Submission Number: 560891-00273
Received: 9/7/2012 9:43:56 AM
Commenter: Matt Nelson
Organization: Maple Ridge Veterinary Clinic
Agency: Federal Trade Commission
Initiative: Request for Comments and Announcement of Workshop on Pet Medications Issues, Project No. P121201
Attachments: No Attachments
As far as online pharmacies that offer veterinary medicines at a discount price, they are able to do that because they either buy the product for cheaper (which most manufacturers say is not happening) or they get it from questionable sources. Why would I want to write a prescription to a questionable pharmacy that can sell it for LESS than what I can buy it for? That raises serious quality concerns for me! If I am to be the advocate for the pet, then I always encourage the pet owner to either look elsewhere for the medicine (and sometimes veterinary services if they persist in getting it from an unreliable source) or I will match the price even if it is what I buy it for (I won't match it if it's less than I can buy it), letting the client know I value our relationship more than anything. Having worked at a couple of clinics and being on the board of our local emergency clinic where other vets are shareholders/board members, I know my pricing markup is very standard for the industry, so I'm not any more expensive than any other vet.

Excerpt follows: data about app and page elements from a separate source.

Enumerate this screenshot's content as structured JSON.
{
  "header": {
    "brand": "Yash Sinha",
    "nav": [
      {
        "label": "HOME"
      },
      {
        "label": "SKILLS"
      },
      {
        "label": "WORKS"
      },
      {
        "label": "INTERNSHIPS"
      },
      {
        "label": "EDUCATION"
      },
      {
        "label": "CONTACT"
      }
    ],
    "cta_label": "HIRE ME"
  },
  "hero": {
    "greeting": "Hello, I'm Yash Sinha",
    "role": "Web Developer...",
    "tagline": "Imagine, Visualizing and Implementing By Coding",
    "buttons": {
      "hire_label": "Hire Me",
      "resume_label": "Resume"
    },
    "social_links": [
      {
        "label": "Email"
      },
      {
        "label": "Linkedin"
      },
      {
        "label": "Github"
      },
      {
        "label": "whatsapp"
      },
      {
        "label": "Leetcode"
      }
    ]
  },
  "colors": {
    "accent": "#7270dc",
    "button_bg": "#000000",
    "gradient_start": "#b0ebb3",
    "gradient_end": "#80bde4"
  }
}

Regarding the Fairness to Pet Owner's Act, I have no problem whatsoever informing the client that they can fill prescriptions anywhere, but I will then go on to tell them that these brick and mortar, as well as internet, pharmacies are just that, pharmacies. Most of these pharmacies do not have a veterinary pharmacist on staff. The differences between human and veterinary patients are immense, and human pharmacists are not trained whatsoever in the differences between humans and animals, let alone the difference between animal species! In discussing different medicines with our local pharmacists, I often times find myself explaining why there is such a difference in dosages, or even the fact that certain medications were able to be used in animals. The pharmacists' surprise at these conversations leads me to worry that if there was a medication issue, and the pet owner contacts the pharmacist instead of us, that pet owner would get a much different interaction than if they had contacted the veterinarian. With this leading to potential liability issues for me as a veterinarian, I do not feel comfortable leaving a human pharmacist as a player in the veterinarian-client-patient-relationship because their lack of veterinary knowledge is blatantly obvious. As pet's legal status changes in this country, the liablitiy issue will be huge, and I would hope that if a pharmacy were to fill veterinary prescriptions, they would be required to have a veterinary pharmacist on staff at that location!

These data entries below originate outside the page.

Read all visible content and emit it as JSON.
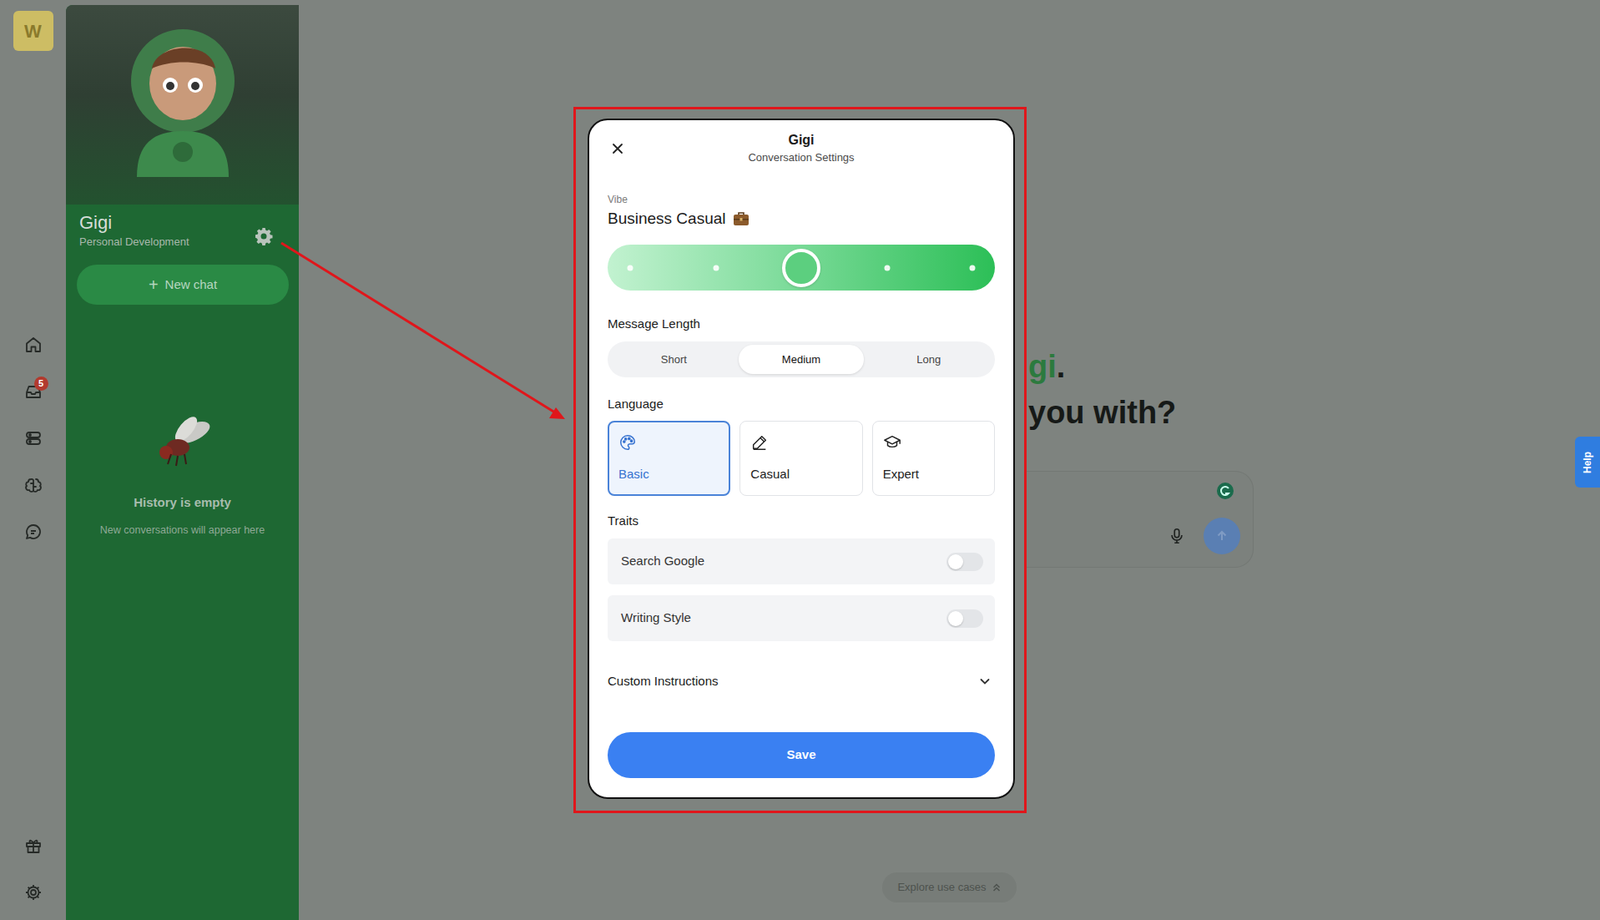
{
  "rail": {
    "logo": "W",
    "inbox_badge": "5"
  },
  "sidebar": {
    "name": "Gigi",
    "subtitle": "Personal Development",
    "new_chat_icon": "+",
    "new_chat": "New chat",
    "history_title": "History is empty",
    "history_subtitle": "New conversations will appear here"
  },
  "background": {
    "heading": {
      "line1_highlight": "gi",
      "line1_rest": ".",
      "line2": "you with?"
    },
    "explore": "Explore use cases",
    "help": "Help"
  },
  "modal": {
    "title": "Gigi",
    "subtitle": "Conversation Settings",
    "vibe": {
      "label": "Vibe",
      "value": "Business Casual",
      "level": 0.5
    },
    "length": {
      "label": "Message Length",
      "options": [
        {
          "label": "Short",
          "selected": false
        },
        {
          "label": "Medium",
          "selected": true
        },
        {
          "label": "Long",
          "selected": false
        }
      ]
    },
    "language": {
      "label": "Language",
      "options": [
        {
          "label": "Basic",
          "selected": true
        },
        {
          "label": "Casual",
          "selected": false
        },
        {
          "label": "Expert",
          "selected": false
        }
      ]
    },
    "traits": {
      "label": "Traits",
      "items": [
        {
          "label": "Search Google",
          "on": false
        },
        {
          "label": "Writing Style",
          "on": false
        }
      ]
    },
    "custom": {
      "label": "Custom Instructions",
      "expanded": false
    },
    "save": "Save"
  }
}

I think the requirement to write a prescription for every drug even if you fill it in house is very excessive. The time required to do so would be very detrimental in a busy practice! Time wasted equates to revenues lost, or not realized. That is also very detrimental for most veterinary practices where the revenues are not that great to begin with. I do not have a problem posting this information in a very visible location, and let the client initiate the conversation if they so choose.